    17. Johnson, Eric D. & Ellis, Michael A. & Kotenko, Diana, 2012. "Consensus building on the FOMC: An analysis of end of tenure policy preferences," Economics Letters, Elsevier, vol. 117(1), pages 368-371.

    More about this item

    JEL classification:

    • E43 - Macroeconomics and Monetary Economics - - Money and Interest Rates - - - Interest Rates: Determination, Term Structure, and Effects
    • E52 - Macroeconomics and Monetary Economics - - Monetary Policy, Central Banking, and the Supply of Money and Credit - - - Monetary Policy
    • E58 - Macroeconomics and Monetary Economics - - Monetary Policy, Central Banking, and the Supply of Money and Credit - - - Central Banks and Their Policies

    Statistics

    Access and download statistics

    Corrections

    All material on this site has been provided by the respective publishers and authors. You can help correct errors and omissions. When requesting a correction, please mention this item's handle: RePEc:bla:intfin:v:12:y:2009:i:2:p:171-194. See general information about how to correct material in RePEc.

    For technical questions regarding this item, or to correct its authors, title, abstract, bibliographic or download information, contact: (Wiley Content Delivery). General contact details of provider: http://www.blackwellpublishing.com/journal.asp?ref=1367-0271 .

    If you have authored this item and are not yet registered with RePEc, we encourage you to do it here. This allows to link your profile to this item. It also allows you to accept potential citations to this item that we are uncertain about.

    If CitEc recognized a reference but did not link an item in RePEc to it, you can help with this form .

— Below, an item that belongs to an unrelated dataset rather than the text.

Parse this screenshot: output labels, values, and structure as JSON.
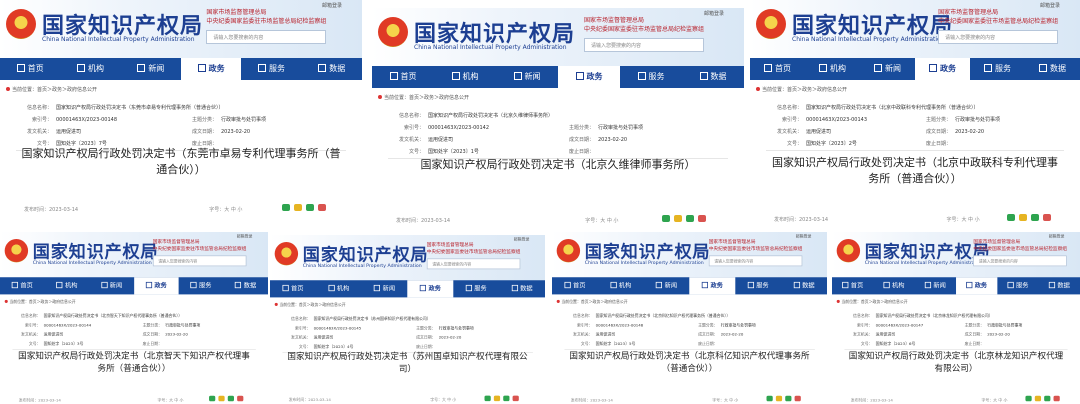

    If you know of missing items citing this one, you can help us creating those links by adding the relevant references in the same way as above, for each refering item. If you are a registered author of this item, you may also want to check the "citations" tab in your RePEc Author Service profile, as there may be some citations waiting for confirmation.

    Please note that corrections may take a couple of weeks to filter through the various RePEc services.

    IDEAS is a RePEc service hosted by the Research Division of the Federal Reserve Bank of St. Louis . RePEc uses bibliographic data supplied by the respective publishers.